Press-Republican

Hagar

July 22, 2012

Cattle judging is no beauty contest

I went for a ride on the ATV early this morning, still a little dew on the ground and early enough to see the sun rising, the misty fog clearing and a shimmer of sun off the lake. Since we got over an inch of rain last Sunday, the field of sweet corn has grown at least a foot in height. 

The combination of rain and steamy heat has rejuvenated corn and given the pastures a boost. As I approached my herd of beef cows, they began to bellow and move slowly across their hillside pasture towards the gate. After doing a quick head count and confirming that none had gone astray, I opened the gate to the next pasture and watched them stream through and then begin to wander off to graze. A couple of the more curious calves stood watching me before turning and high tailing it back to their mothers.

Idyllic scenes and beautiful sights are an everyday occurrence on the farm. It is sometimes hard to find the time to slow down and see the beauty of our surroundings. While on my ride I began to think of what my day still had in store. As I write this, the Clinton County Fair is in its second day and I am helping out at the 4-H dairy cattle show. I started thinking about the reasons for cattle judging and why farmers would be interested in bringing their cows to the fair for a week while there is so much to do back on the farm.

Cattle showing has evolved since the 1800s. Originally, cattle breeders would bring their cattle to a fair or market as a way to sell their stock or promote their line of breeding. Other farmers would evaluate and judge for themselves the benefits of adding a new line of breeding into their herds.

Text Only | Photo Reprints
Hagar
  • Hagar_mug1.jpg Owners show off their animals at fair

    It's no easy task to prepare animals for annual show where judges rate livestock on traits according to breed, according to Columnist Peter Hagar.

    July 20, 2014 1 Photo

  • Hagar_mug1.jpg Making good hay a challenge

    Even with today's technology and weather forecasting, getting in a load of good hay comes with lots of pitfalls, according to columnist Peter Hagar.

    July 6, 2014 1 Photo

  • Hagar_mug1.jpg New farms take careful planning

    While people start small farm operations for various reasons, it takes plenty of hard work, dedication and information to be successful, according to columnist Peter Hagar.

    June 22, 2014 1 Photo

  • Hagar_mug1.jpg Science, economics key to farming

    Modern agriculture has been a steady evolution of adaption to changing times, according to columnist Peter Hagar.

    May 25, 2014 1 Photo

  • Hagar_mug1.jpg Warm spring rains bring growth

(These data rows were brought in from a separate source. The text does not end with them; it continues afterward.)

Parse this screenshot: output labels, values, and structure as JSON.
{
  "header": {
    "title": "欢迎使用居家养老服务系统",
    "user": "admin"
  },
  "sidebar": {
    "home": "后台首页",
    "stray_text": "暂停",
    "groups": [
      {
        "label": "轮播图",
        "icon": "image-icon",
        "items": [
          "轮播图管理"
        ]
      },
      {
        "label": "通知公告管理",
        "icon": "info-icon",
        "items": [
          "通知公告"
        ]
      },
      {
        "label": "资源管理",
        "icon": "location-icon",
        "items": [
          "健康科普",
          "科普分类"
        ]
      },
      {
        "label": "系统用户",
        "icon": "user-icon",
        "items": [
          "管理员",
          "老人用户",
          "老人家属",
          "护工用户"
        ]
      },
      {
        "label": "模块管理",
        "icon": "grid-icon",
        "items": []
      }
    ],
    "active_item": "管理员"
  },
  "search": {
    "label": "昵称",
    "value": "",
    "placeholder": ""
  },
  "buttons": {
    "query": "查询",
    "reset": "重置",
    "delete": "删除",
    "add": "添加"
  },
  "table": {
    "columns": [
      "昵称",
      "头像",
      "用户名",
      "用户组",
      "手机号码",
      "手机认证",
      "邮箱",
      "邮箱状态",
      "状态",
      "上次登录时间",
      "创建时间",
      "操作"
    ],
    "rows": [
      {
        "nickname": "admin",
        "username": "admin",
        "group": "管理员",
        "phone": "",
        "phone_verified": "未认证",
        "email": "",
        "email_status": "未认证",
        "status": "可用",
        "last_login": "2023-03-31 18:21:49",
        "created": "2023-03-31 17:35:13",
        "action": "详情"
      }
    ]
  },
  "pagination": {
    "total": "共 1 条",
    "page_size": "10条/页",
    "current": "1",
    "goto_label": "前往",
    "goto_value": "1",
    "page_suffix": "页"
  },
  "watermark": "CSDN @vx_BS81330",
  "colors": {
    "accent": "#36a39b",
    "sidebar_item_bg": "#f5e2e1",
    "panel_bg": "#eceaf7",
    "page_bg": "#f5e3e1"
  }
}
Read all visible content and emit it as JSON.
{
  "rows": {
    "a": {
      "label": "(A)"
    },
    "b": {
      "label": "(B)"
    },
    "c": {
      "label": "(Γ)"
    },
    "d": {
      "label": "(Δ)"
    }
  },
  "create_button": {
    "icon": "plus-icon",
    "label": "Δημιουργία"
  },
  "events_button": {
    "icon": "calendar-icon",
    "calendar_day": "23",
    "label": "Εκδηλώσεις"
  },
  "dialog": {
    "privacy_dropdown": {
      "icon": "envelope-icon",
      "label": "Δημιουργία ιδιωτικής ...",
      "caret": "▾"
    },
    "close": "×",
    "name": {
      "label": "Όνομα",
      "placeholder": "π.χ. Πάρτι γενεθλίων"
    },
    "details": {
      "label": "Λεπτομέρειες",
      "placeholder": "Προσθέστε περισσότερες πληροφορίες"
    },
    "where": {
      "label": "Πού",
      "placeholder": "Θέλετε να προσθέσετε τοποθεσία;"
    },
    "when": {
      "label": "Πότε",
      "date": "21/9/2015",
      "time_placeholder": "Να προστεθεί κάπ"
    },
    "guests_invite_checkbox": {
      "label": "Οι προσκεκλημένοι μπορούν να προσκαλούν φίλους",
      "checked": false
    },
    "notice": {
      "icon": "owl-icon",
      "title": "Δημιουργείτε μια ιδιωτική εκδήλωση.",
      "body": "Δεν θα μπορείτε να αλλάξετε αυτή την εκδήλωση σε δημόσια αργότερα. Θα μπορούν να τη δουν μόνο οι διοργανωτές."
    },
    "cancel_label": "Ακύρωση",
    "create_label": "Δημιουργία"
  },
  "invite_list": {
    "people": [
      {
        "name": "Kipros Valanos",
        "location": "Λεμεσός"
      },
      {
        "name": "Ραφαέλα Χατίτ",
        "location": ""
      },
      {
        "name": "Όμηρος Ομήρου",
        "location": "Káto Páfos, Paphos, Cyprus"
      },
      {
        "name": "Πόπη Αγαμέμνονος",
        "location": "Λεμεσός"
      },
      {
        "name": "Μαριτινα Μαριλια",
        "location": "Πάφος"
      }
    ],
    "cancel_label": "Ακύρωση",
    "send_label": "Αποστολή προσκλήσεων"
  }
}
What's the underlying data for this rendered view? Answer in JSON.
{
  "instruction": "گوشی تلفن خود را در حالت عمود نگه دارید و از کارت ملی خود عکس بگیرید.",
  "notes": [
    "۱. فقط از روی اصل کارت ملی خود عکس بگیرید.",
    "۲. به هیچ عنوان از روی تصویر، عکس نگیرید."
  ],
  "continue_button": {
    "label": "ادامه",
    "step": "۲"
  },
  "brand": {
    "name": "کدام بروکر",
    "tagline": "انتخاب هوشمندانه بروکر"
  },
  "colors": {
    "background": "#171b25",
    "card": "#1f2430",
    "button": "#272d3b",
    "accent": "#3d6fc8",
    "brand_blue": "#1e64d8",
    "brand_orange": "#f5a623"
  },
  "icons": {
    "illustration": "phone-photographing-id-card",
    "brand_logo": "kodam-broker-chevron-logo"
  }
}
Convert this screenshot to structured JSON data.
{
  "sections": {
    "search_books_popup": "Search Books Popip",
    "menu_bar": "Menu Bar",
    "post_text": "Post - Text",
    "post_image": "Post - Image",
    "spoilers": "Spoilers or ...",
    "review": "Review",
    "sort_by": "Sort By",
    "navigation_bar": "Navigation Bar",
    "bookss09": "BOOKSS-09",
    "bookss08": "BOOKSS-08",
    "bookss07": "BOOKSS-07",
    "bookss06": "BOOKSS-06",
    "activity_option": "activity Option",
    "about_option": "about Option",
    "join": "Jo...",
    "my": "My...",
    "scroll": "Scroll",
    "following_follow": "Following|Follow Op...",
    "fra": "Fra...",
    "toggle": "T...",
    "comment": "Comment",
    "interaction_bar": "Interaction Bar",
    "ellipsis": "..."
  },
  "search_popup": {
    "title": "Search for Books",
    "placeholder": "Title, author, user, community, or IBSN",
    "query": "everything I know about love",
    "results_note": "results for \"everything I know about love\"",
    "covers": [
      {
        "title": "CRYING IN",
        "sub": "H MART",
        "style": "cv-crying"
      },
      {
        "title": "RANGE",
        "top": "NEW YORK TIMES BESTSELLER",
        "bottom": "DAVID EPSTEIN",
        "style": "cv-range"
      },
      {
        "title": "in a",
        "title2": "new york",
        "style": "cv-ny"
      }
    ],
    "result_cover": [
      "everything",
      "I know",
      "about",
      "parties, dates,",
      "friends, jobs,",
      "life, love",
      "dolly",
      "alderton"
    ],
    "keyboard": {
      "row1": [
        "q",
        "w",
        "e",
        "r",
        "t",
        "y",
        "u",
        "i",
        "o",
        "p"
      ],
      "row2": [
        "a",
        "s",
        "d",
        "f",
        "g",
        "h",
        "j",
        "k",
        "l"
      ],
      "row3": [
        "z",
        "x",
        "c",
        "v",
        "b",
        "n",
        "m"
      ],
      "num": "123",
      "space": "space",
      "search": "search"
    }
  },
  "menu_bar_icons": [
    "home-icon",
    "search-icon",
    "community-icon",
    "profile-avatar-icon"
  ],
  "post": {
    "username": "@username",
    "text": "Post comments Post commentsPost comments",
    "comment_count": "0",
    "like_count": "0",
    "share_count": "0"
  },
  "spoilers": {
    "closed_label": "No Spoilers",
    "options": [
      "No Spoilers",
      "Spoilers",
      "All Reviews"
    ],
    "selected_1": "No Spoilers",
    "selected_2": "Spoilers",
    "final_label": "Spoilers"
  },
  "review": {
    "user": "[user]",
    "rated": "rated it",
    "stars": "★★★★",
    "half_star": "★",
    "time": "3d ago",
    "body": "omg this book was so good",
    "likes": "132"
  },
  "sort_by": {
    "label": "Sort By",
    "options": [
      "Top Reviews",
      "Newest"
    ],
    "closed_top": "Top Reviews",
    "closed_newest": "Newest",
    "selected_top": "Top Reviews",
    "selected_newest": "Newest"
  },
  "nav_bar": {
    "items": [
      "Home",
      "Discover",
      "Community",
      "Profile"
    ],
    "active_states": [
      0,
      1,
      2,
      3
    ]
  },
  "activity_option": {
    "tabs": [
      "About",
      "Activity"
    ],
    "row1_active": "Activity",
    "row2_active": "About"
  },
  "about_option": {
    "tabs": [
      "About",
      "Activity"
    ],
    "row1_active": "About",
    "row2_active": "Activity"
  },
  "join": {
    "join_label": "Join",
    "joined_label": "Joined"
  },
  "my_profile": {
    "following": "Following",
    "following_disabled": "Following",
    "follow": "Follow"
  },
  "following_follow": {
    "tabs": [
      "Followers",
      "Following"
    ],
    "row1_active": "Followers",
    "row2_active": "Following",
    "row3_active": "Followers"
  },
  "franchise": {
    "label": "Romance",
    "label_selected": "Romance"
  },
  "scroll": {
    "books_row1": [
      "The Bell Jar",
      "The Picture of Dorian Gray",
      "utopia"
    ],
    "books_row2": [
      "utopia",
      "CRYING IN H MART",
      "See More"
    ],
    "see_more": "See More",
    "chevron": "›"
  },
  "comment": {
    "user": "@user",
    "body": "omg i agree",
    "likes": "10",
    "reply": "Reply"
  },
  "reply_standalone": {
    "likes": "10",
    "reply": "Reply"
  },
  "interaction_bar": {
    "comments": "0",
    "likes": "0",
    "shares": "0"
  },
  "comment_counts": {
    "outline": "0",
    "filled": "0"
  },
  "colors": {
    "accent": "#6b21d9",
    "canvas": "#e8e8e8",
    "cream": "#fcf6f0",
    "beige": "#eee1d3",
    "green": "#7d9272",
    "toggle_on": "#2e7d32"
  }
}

    But pastures shouldn't just be left alone, they need attention just like other crops, according to columnist Peter Hagar.

    May 11, 2014 1 Photo

  • Hagar_mug1.jpg Conservation programs offered

    No-till drill allows farmers to enhance their soil and promote conservation at the same time, according to columnist Peter Hagar.

    April 27, 2014 1 Photo

  • Hagar_mug1.jpg Farmers strive for sustainability

    Conserving the land and assuring long-term profitability are two of the key goals for farmers these days, according to columnist Peter Hagar.

    April 13, 2014 1 Photo

  • Hagar_mug1.jpg Watch out for farm machinery

    Accidents on roadways involving farm vehicles can be avoided with a little bit of caution, according to columnist Peter Hagar.

    March 30, 2014 1 Photo

  • Hagar_mug1.jpg Better bulls improve beef quality

    Artificial insemination can be used to get the most from a beef-cattle herd, according to columnist Peter Hagar.

    March 16, 2014 1 Photo

  • Hagar_mug1.jpg Healthy environment good for farming

    Best practices and conservation are top priorities for modern farmers, according to columnist Peter Hagar.

    March 2, 2014 1 Photo